Dreamtime at Cresciano, the boulder problem by Fred Nicole between dream and reality
The Classics | Boulder continues with the third episode dedicated to Dreamtime at Cresciano in Switzerland. Germany's Jan Hojer and Juliane Wurm take a step back in time and explore this problem established in 2000 by Fred Nicole and hailed as the world's first 8C.
There is no such thing as the most famous boulder problem in the world. But the one that more than any other captured the imagination of climbers at the beginning of the new millennium was most certainly Dreamtime, that diagonal line of tiny crimps at Cresciano in Switzerland first climbed in November 2000 by Fred Nicole.

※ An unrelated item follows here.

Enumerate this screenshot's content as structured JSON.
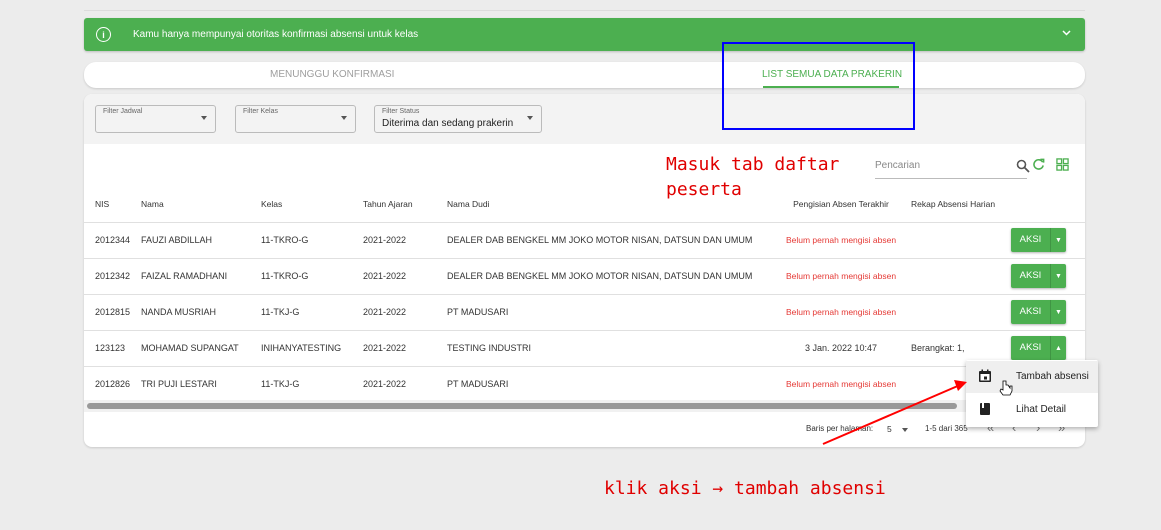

At the time it was hailed as the first 8C boulder problem in the world, and although over the years many have discussed its final grade (maybe it’s 8B+, maybe a hold was modified, then a hold definitely broke), what has remained constant is the pure beauty of the line. All the greatest climbers to the world have caressed its holds, starting with Bernd Zangerl and Dave Graham, Chris Sharma, Christian Core, Malcolm Smith, Mauro Calibani, Tyler Landman, Daniel Woods, Nalle Hukkataival, Dai Koyamada, Kilian Fischhuber, Paul Robinson, Jan Hojer, Gabriele Moroni, Adam Ondra, Giuliano Cameroni and a handful of others.
"The name Dreamtime stands not only for the difficulty of the line, but also its beauty" explains Nicole. "We had been in Australia over the summer, so I felt that this name was a good fit. For the Aborigines, 'dreamtime' means a kind of half-dreaming trance, somewhere between dream and reality, or a dream that becomes reality. When I saw the line for the first time, I thought: Wow! Is that even possible? And then it finally happened. Dreamtime was a very special time for me, a highlight in my climbing life," recalls Nicole.
In this video the Swissman relives those moments alongside two German sports climbing aces: the winner of the 2014 Bouldering World Cup Jan Hoyer and 2014 World Champion 2014 and 2015 European Champion Juliane Wurm.